After Bryce Harper made his infamous comments about the construction of the Nationals’ lineup, a strain of thought emerged in parts of the Nationals’ clubhouse. In the eyes of several teammates, Harper had placed an onus on himself. If he was going to take the rare, almost unforeseen step of making that kind opinion known, then he had better produce. If he was going to talk, teammates thought, he better hit.
The first six games after a player misses 57 on the disabled list should not be judged with significant gravity. Manager Matt Williams warned multiple times that Harper would likely require time to regain his timing and his swing. But the fact is, one week into his return, Harper has yet to reinforce his words with deeds. It is not reason to doubt him or question his ability, but in six games Harper is 4 for 21 with nine strikeouts and two walks.
Frustration showed Sunday afternoon, when he went 0 for 3 with two strikeouts.

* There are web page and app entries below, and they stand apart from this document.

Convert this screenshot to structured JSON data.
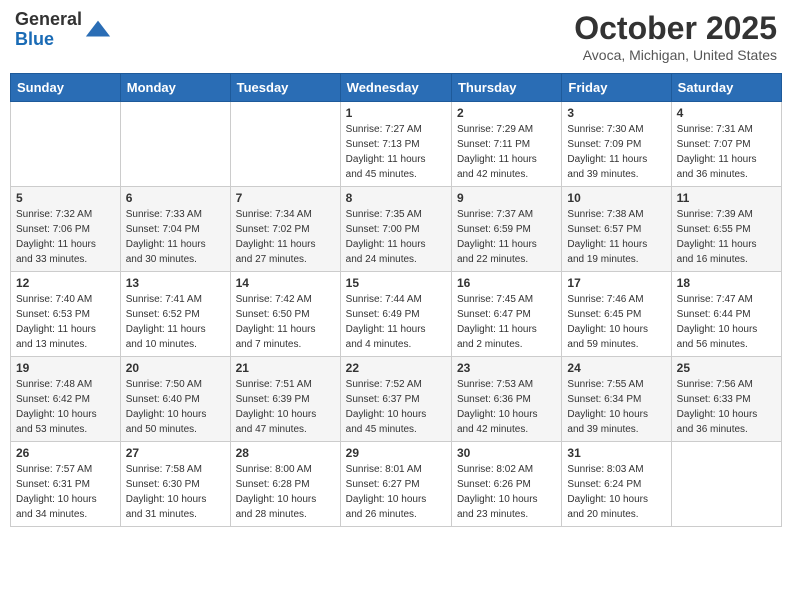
{
  "header": {
    "logo_general": "General",
    "logo_blue": "Blue",
    "month_title": "October 2025",
    "location": "Avoca, Michigan, United States"
  },
  "days_of_week": [
    "Sunday",
    "Monday",
    "Tuesday",
    "Wednesday",
    "Thursday",
    "Friday",
    "Saturday"
  ],
  "weeks": [
    [
      {
        "day": "",
        "info": ""
      },
      {
        "day": "",
        "info": ""
      },
      {
        "day": "",
        "info": ""
      },
      {
        "day": "1",
        "info": "Sunrise: 7:27 AM\nSunset: 7:13 PM\nDaylight: 11 hours\nand 45 minutes."
      },
      {
        "day": "2",
        "info": "Sunrise: 7:29 AM\nSunset: 7:11 PM\nDaylight: 11 hours\nand 42 minutes."
      },
      {
        "day": "3",
        "info": "Sunrise: 7:30 AM\nSunset: 7:09 PM\nDaylight: 11 hours\nand 39 minutes."
      },
      {
        "day": "4",
        "info": "Sunrise: 7:31 AM\nSunset: 7:07 PM\nDaylight: 11 hours\nand 36 minutes."
      }
    ],
    [
      {
        "day": "5",
        "info": "Sunrise: 7:32 AM\nSunset: 7:06 PM\nDaylight: 11 hours\nand 33 minutes."
      },
      {
        "day": "6",
        "info": "Sunrise: 7:33 AM\nSunset: 7:04 PM\nDaylight: 11 hours\nand 30 minutes."
      },
      {
        "day": "7",
        "info": "Sunrise: 7:34 AM\nSunset: 7:02 PM\nDaylight: 11 hours\nand 27 minutes."
      },
      {
        "day": "8",
        "info": "Sunrise: 7:35 AM\nSunset: 7:00 PM\nDaylight: 11 hours\nand 24 minutes."
      },
      {
        "day": "9",
        "info": "Sunrise: 7:37 AM\nSunset: 6:59 PM\nDaylight: 11 hours\nand 22 minutes."
      },
      {
        "day": "10",
        "info": "Sunrise: 7:38 AM\nSunset: 6:57 PM\nDaylight: 11 hours\nand 19 minutes."
      },
      {
        "day": "11",
        "info": "Sunrise: 7:39 AM\nSunset: 6:55 PM\nDaylight: 11 hours\nand 16 minutes."
      }
    ],
    [
      {
        "day": "12",
        "info": "Sunrise: 7:40 AM\nSunset: 6:53 PM\nDaylight: 11 hours\nand 13 minutes."
      },
      {
        "day": "13",
        "info": "Sunrise: 7:41 AM\nSunset: 6:52 PM\nDaylight: 11 hours\nand 10 minutes."
      },
      {
        "day": "14",
        "info": "Sunrise: 7:42 AM\nSunset: 6:50 PM\nDaylight: 11 hours\nand 7 minutes."
      },
      {
        "day": "15",
        "info": "Sunrise: 7:44 AM\nSunset: 6:49 PM\nDaylight: 11 hours\nand 4 minutes."
      },
      {
        "day": "16",
        "info": "Sunrise: 7:45 AM\nSunset: 6:47 PM\nDaylight: 11 hours\nand 2 minutes."
      },
      {
        "day": "17",
        "info": "Sunrise: 7:46 AM\nSunset: 6:45 PM\nDaylight: 10 hours\nand 59 minutes."
      },
      {
        "day": "18",
        "info": "Sunrise: 7:47 AM\nSunset: 6:44 PM\nDaylight: 10 hours\nand 56 minutes."
      }
    ],
    [
      {
        "day": "19",
        "info": "Sunrise: 7:48 AM\nSunset: 6:42 PM\nDaylight: 10 hours\nand 53 minutes."
      },
      {
        "day": "20",
        "info": "Sunrise: 7:50 AM\nSunset: 6:40 PM\nDaylight: 10 hours\nand 50 minutes."
      },
      {
        "day": "21",
        "info": "Sunrise: 7:51 AM\nSunset: 6:39 PM\nDaylight: 10 hours\nand 47 minutes."
      },
      {
        "day": "22",
        "info": "Sunrise: 7:52 AM\nSunset: 6:37 PM\nDaylight: 10 hours\nand 45 minutes."
      },
      {
        "day": "23",
        "info": "Sunrise: 7:53 AM\nSunset: 6:36 PM\nDaylight: 10 hours\nand 42 minutes."
      },
      {
        "day": "24",
        "info": "Sunrise: 7:55 AM\nSunset: 6:34 PM\nDaylight: 10 hours\nand 39 minutes."
      },
      {
        "day": "25",
        "info": "Sunrise: 7:56 AM\nSunset: 6:33 PM\nDaylight: 10 hours\nand 36 minutes."
      }
    ],
    [
      {
        "day": "26",
        "info": "Sunrise: 7:57 AM\nSunset: 6:31 PM\nDaylight: 10 hours\nand 34 minutes."
      },
      {
        "day": "27",
        "info": "Sunrise: 7:58 AM\nSunset: 6:30 PM\nDaylight: 10 hours\nand 31 minutes."
      },
      {
        "day": "28",
        "info": "Sunrise: 8:00 AM\nSunset: 6:28 PM\nDaylight: 10 hours\nand 28 minutes."
      },
      {
        "day": "29",
        "info": "Sunrise: 8:01 AM\nSunset: 6:27 PM\nDaylight: 10 hours\nand 26 minutes."
      },
      {
        "day": "30",
        "info": "Sunrise: 8:02 AM\nSunset: 6:26 PM\nDaylight: 10 hours\nand 23 minutes."
      },
      {
        "day": "31",
        "info": "Sunrise: 8:03 AM\nSunset: 6:24 PM\nDaylight: 10 hours\nand 20 minutes."
      },
      {
        "day": "",
        "info": ""
      }
    ]
  ]
}
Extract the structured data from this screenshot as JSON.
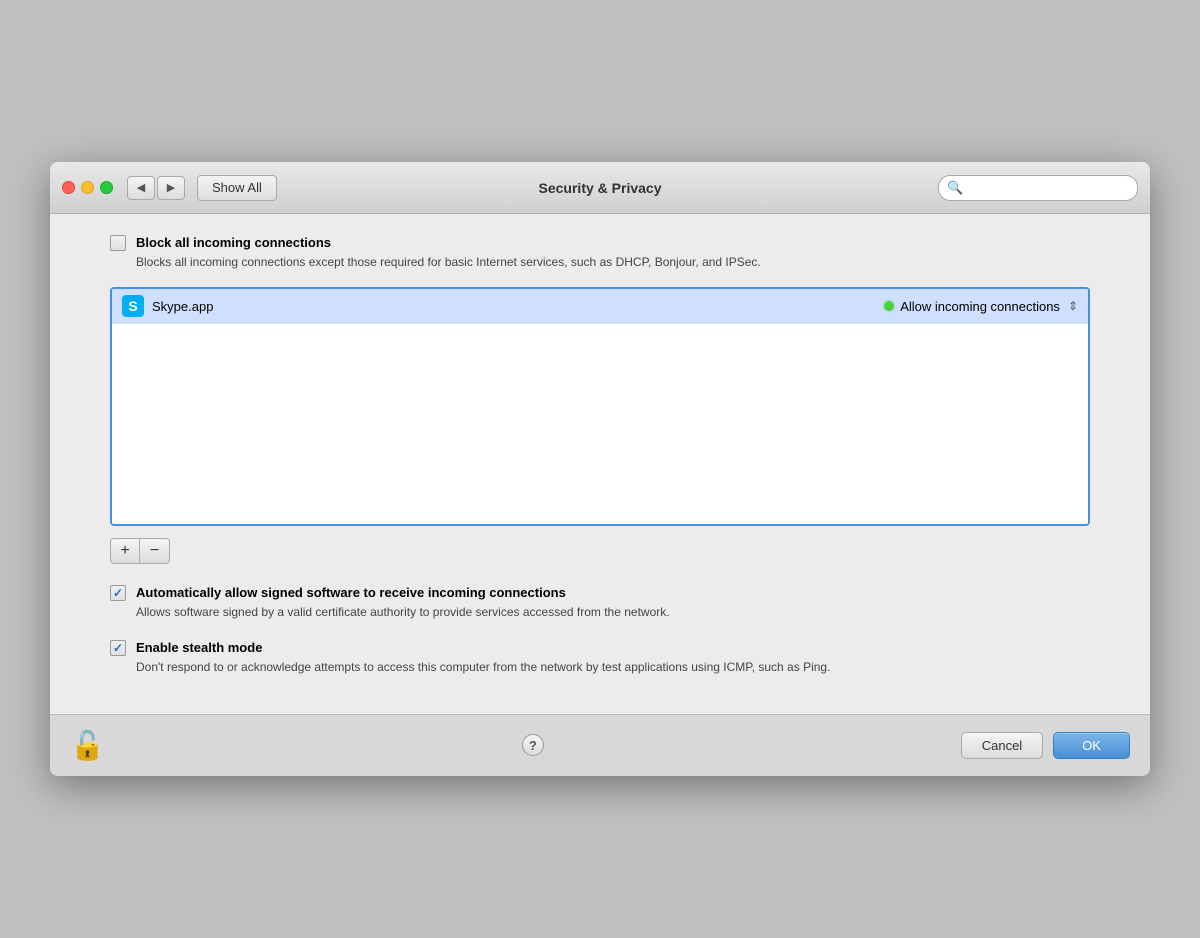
{
  "window": {
    "title": "Security & Privacy"
  },
  "titlebar": {
    "show_all_label": "Show All",
    "back_arrow": "◀",
    "forward_arrow": "▶",
    "search_placeholder": ""
  },
  "content": {
    "block_all": {
      "checked": false,
      "label": "Block all incoming connections",
      "description": "Blocks all incoming connections except those required for basic Internet services,\nsuch as DHCP, Bonjour, and IPSec."
    },
    "app_list": {
      "items": [
        {
          "name": "Skype.app",
          "icon_char": "S",
          "status_label": "Allow incoming connections",
          "status_color": "#4cd137"
        }
      ]
    },
    "add_btn_label": "+",
    "remove_btn_label": "−",
    "auto_allow": {
      "checked": true,
      "label": "Automatically allow signed software to receive incoming connections",
      "description": "Allows software signed by a valid certificate authority to provide services accessed\nfrom the network."
    },
    "stealth": {
      "checked": true,
      "label": "Enable stealth mode",
      "description": "Don't respond to or acknowledge attempts to access this computer from the network\nby test applications using ICMP, such as Ping."
    }
  },
  "footer": {
    "help_label": "?",
    "cancel_label": "Cancel",
    "ok_label": "OK",
    "help_right_label": "?"
  }
}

In his final at-bat, hitting with two outs and Jayson Werth on second, Harper spun out of the batter’s box as he flailed at Jake Arrieta’s two-strike slider, which broke inside off the plate. Harper crouched near the box and pressed his bat against his knees, as if trying to snap it in half. The bat held firm.
On Friday, Manager Matt Williams described Harper as “a little jumpy” at the plate. He has had trouble getting into advantageous counts and laying off two-strike breaking pitches out of the zone. Again, that’s to be expected of any player who misses two months on the disabled list. Harper knew facing minor league pitching on a rehab assignment would not prepare him for pitchers like Arrieta and Jason Hammel.
Still, Harper seems to have the right perspective on his initial scuffle. Before Sunday’s 2-1 victory over the Cubs, Harper told MLB.com that he did not expect to come firing out of the gate, and that as long as the Nationals kept winning, he could handle a personal slump. His presence alone makes the Nationals’ lineup better, more threatening, and they are 5-1 since he came back. He’s been hustling when on the bases and playing solid left field.
While the dynamic between Harper and Manager Matt Williams is far less problematic than publicly perceived, he may have work to do to mend his relationship with teammates who didn’t appreciate his lineup comments. Winning will smooth any wrinkles, and strong performance would help Harper, too. Eventually, the Nationals will rely more on Harper’s production. When he’s right, he’s still their most fearsome offensive force. He should be fine. For one week, though, it’s been a rough start.
FROM THE POST
Nationals find a way to top the Cubs, 2-1, writes James Wagner.
Nationals deserve more than one all-star, writes Thomas Boswell.
FROM THE WEEKEND’S JOURNAL
NATS MINOR LEAGUES
Syracuse 6, Gwinnett 1: Aaron Laffey allowed one run on three hits, walked three and struck out six over seven innings. Laffey improved to 11-3 and lowered his ERA to 2.82. Warner Madrigal fired a scoreless inning to lower his ERA to 2.16. Steven Souza Jr. went 2 for 2 with two walks and three RBI.
Altoona 6, Harrisburg 5: Brian Dupra allowed four runs, three earned, over 5 2/3 innings. Robert Benincasa allowed two unearned runs in the eighth. Jason Martinson hit his fifth home run. Michael A. Taylor went 2 for 4. Cole Leonida had three hits.
Myrtle Beach 2, Potomac 0: Matthew Spann allowed one run on seven hits over six innings. Sam Runion gave up one run over three innings of relief. On rehab, Eury Perez went 0 for 2. Tony Renda and Stephen Perez each had two hits.
Kannapolis 12, Hagerstown 7: Nick Pivetta allowed eight runs on nine hits and two walks over 3 1/3 innings. Ryan Ullman gave up three more. Drew Ward went 4 for 5. Carlos Lopez hit a three-run home run.
Williamsport 4, Auburn 1: Austen Williams gave up three runs over 3 2/3 innings. Austen Davidson, Jose Marmolejos-Diaz and Raudy Read a hit.